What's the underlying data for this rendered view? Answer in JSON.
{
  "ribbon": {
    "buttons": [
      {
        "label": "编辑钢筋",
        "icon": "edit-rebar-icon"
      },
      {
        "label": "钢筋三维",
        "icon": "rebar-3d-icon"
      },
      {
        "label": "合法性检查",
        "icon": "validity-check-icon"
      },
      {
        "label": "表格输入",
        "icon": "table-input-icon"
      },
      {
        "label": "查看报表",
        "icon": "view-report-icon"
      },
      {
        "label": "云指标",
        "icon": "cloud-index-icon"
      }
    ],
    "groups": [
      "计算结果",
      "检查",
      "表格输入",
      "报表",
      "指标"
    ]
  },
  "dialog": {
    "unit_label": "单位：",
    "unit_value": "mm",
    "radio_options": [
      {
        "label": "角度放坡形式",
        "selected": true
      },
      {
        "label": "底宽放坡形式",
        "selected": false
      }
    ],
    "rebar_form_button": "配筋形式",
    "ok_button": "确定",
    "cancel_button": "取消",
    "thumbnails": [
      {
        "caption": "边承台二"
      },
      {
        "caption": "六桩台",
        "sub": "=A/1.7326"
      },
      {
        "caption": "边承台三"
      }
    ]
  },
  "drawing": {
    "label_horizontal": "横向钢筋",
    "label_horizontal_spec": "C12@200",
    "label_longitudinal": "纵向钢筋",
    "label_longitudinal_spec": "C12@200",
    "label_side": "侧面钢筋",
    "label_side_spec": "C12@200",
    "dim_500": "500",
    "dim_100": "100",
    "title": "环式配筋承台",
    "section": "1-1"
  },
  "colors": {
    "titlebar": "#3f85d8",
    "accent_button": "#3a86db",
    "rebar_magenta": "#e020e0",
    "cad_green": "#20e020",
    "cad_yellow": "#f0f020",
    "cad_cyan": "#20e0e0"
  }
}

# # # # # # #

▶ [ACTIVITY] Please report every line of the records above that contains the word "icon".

▶ [FINAL ANSWER]
        "icon": "edit-rebar-icon"
        "icon": "rebar-3d-icon"
        "icon": "validity-check-icon"
        "icon": "table-input-icon"
        "icon": "view-report-icon"
        "icon": "cloud-index-icon"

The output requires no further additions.